Entries provided>

◇ ◇ ◇ ◇

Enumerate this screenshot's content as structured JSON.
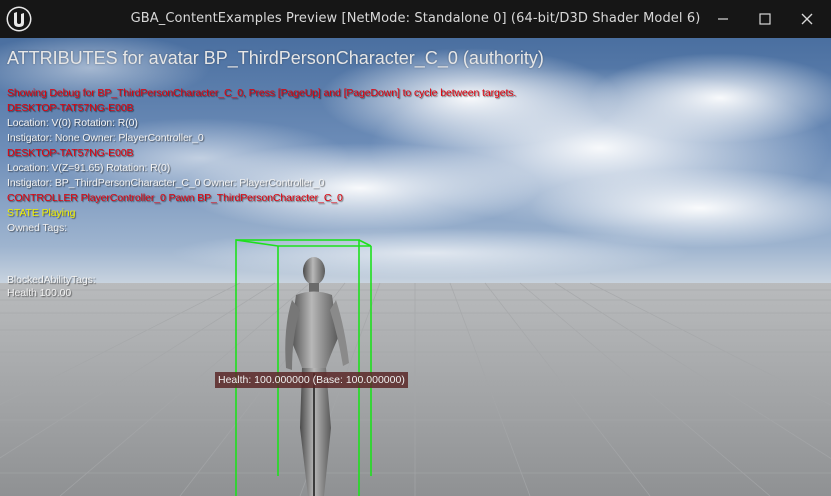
{
  "window": {
    "title": "GBA_ContentExamples Preview [NetMode: Standalone 0]  (64-bit/D3D Shader Model 6)",
    "controls": [
      "minimize",
      "maximize",
      "close"
    ]
  },
  "overlay": {
    "heading": "ATTRIBUTES for avatar BP_ThirdPersonCharacter_C_0 (authority)",
    "lines": [
      "Showing Debug for BP_ThirdPersonCharacter_C_0, Press [PageUp] and [PageDown] to cycle between targets.",
      "DESKTOP-TAT57NG-E00B",
      "Location: V(0) Rotation: R(0)",
      " Instigator: None Owner: PlayerController_0",
      "DESKTOP-TAT57NG-E00B",
      "Location: V(Z=91.65) Rotation: R(0)",
      " Instigator: BP_ThirdPersonCharacter_C_0 Owner: PlayerController_0",
      "CONTROLLER PlayerController_0 Pawn BP_ThirdPersonCharacter_C_0",
      "STATE Playing",
      "Owned Tags:",
      "BlockedAbilityTags:",
      "Health 100.00"
    ],
    "health_tag": "Health: 100.000000 (Base: 100.000000)"
  },
  "colors": {
    "debug_red": "#e0000b",
    "debug_white": "#f2f2f2",
    "debug_yellow": "#f0f000",
    "bounds_green": "#1ee01e",
    "titlebar": "#161616"
  }
}
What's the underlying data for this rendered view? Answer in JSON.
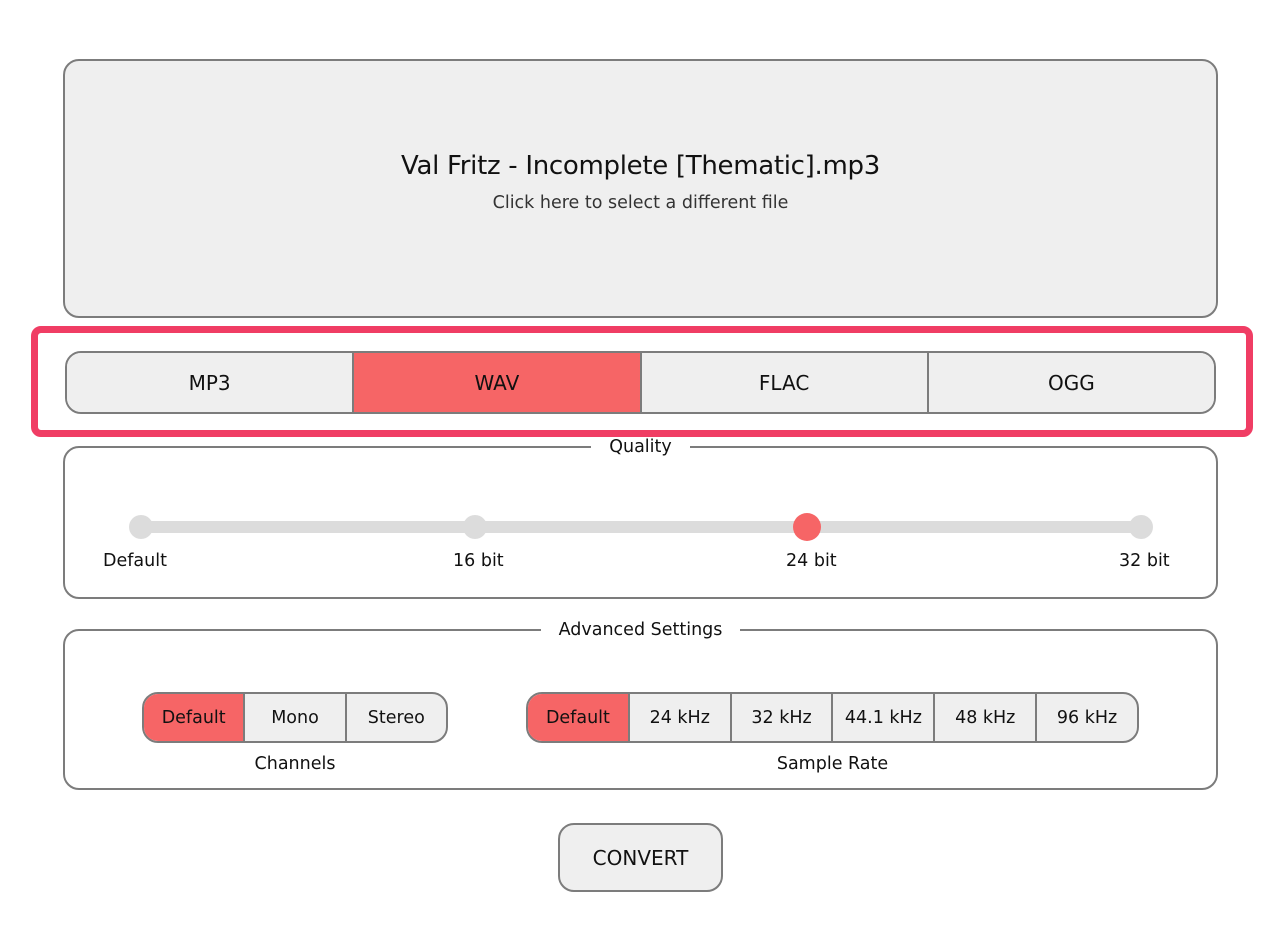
{
  "file": {
    "name": "Val Fritz - Incomplete [Thematic].mp3",
    "hint": "Click here to select a different file"
  },
  "formats": {
    "options": [
      "MP3",
      "WAV",
      "FLAC",
      "OGG"
    ],
    "selected": "WAV"
  },
  "quality": {
    "legend": "Quality",
    "options": [
      "Default",
      "16 bit",
      "24 bit",
      "32 bit"
    ],
    "selected": "24 bit"
  },
  "advanced": {
    "legend": "Advanced Settings",
    "channels": {
      "label": "Channels",
      "options": [
        "Default",
        "Mono",
        "Stereo"
      ],
      "selected": "Default"
    },
    "sample_rate": {
      "label": "Sample Rate",
      "options": [
        "Default",
        "24 kHz",
        "32 kHz",
        "44.1 kHz",
        "48 kHz",
        "96 kHz"
      ],
      "selected": "Default"
    }
  },
  "convert_label": "CONVERT",
  "colors": {
    "accent": "#f66566",
    "highlight": "#f03d64",
    "panel": "#efefef",
    "border": "#7c7c7c",
    "track": "#dcdcdc"
  }
}
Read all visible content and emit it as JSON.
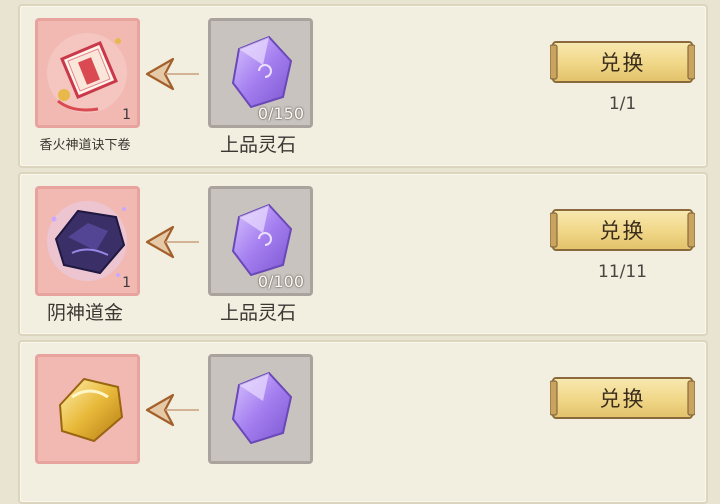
{
  "rows": [
    {
      "reward": {
        "name": "香火神道诀下卷",
        "quantity": "1",
        "icon": "scroll-book-icon"
      },
      "cost": {
        "name": "上品灵石",
        "amount": "0/150",
        "icon": "purple-spirit-stone-icon"
      },
      "exchange_label": "兑换",
      "exchange_count": "1/1"
    },
    {
      "reward": {
        "name": "阴神道金",
        "quantity": "1",
        "icon": "dark-ore-icon"
      },
      "cost": {
        "name": "上品灵石",
        "amount": "0/100",
        "icon": "purple-spirit-stone-icon"
      },
      "exchange_label": "兑换",
      "exchange_count": "11/11"
    },
    {
      "reward": {
        "name": "",
        "quantity": "",
        "icon": "gold-ore-icon"
      },
      "cost": {
        "name": "",
        "amount": "",
        "icon": "purple-spirit-stone-icon"
      },
      "exchange_label": "兑换",
      "exchange_count": ""
    }
  ],
  "colors": {
    "reward_bg": "#f0b6b0",
    "cost_bg": "#c9c3bf",
    "button_gold": "#f1d88a",
    "panel": "#f3efe0"
  }
}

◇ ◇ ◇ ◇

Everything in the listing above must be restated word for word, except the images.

Exercise solution>
Enumerate this screenshot's content as structured JSON.
{
  "window": {
    "title": "GBA_ContentExamples Preview [NetMode: Standalone 0]  (64-bit/D3D Shader Model 6)",
    "controls": [
      "minimize",
      "maximize",
      "close"
    ]
  },
  "overlay": {
    "heading": "ATTRIBUTES for avatar BP_ThirdPersonCharacter_C_0 (authority)",
    "lines": [
      "Showing Debug for BP_ThirdPersonCharacter_C_0, Press [PageUp] and [PageDown] to cycle between targets.",
      "DESKTOP-TAT57NG-E00B",
      "Location: V(0) Rotation: R(0)",
      " Instigator: None Owner: PlayerController_0",
      "DESKTOP-TAT57NG-E00B",
      "Location: V(Z=91.65) Rotation: R(0)",
      " Instigator: BP_ThirdPersonCharacter_C_0 Owner: PlayerController_0",
      "CONTROLLER PlayerController_0 Pawn BP_ThirdPersonCharacter_C_0",
      "STATE Playing",
      "Owned Tags:",
      "BlockedAbilityTags:",
      "Health 100.00"
    ],
    "health_tag": "Health: 100.000000 (Base: 100.000000)"
  },
  "colors": {
    "debug_red": "#e0000b",
    "debug_white": "#f2f2f2",
    "debug_yellow": "#f0f000",
    "bounds_green": "#1ee01e",
    "titlebar": "#161616"
  }
}
What's the underlying data for this rendered view? Answer in JSON.
{
  "file": {
    "name": "Val Fritz - Incomplete [Thematic].mp3",
    "hint": "Click here to select a different file"
  },
  "formats": {
    "options": [
      "MP3",
      "WAV",
      "FLAC",
      "OGG"
    ],
    "selected": "WAV"
  },
  "quality": {
    "legend": "Quality",
    "options": [
      "Default",
      "16 bit",
      "24 bit",
      "32 bit"
    ],
    "selected": "24 bit"
  },
  "advanced": {
    "legend": "Advanced Settings",
    "channels": {
      "label": "Channels",
      "options": [
        "Default",
        "Mono",
        "Stereo"
      ],
      "selected": "Default"
    },
    "sample_rate": {
      "label": "Sample Rate",
      "options": [
        "Default",
        "24 kHz",
        "32 kHz",
        "44.1 kHz",
        "48 kHz",
        "96 kHz"
      ],
      "selected": "Default"
    }
  },
  "convert_label": "CONVERT",
  "colors": {
    "accent": "#f66566",
    "highlight": "#f03d64",
    "panel": "#efefef",
    "border": "#7c7c7c",
    "track": "#dcdcdc"
  }
}
Read all visible content and emit it as JSON.
{
  "rows": [
    {
      "reward": {
        "name": "香火神道诀下卷",
        "quantity": "1",
        "icon": "scroll-book-icon"
      },
      "cost": {
        "name": "上品灵石",
        "amount": "0/150",
        "icon": "purple-spirit-stone-icon"
      },
      "exchange_label": "兑换",
      "exchange_count": "1/1"
    },
    {
      "reward": {
        "name": "阴神道金",
        "quantity": "1",
        "icon": "dark-ore-icon"
      },
      "cost": {
        "name": "上品灵石",
        "amount": "0/100",
        "icon": "purple-spirit-stone-icon"
      },
      "exchange_label": "兑换",
      "exchange_count": "11/11"
    },
    {
      "reward": {
        "name": "",
        "quantity": "",
        "icon": "gold-ore-icon"
      },
      "cost": {
        "name": "",
        "amount": "",
        "icon": "purple-spirit-stone-icon"
      },
      "exchange_label": "兑换",
      "exchange_count": ""
    }
  ],
  "colors": {
    "reward_bg": "#f0b6b0",
    "cost_bg": "#c9c3bf",
    "button_gold": "#f1d88a",
    "panel": "#f3efe0"
  }
}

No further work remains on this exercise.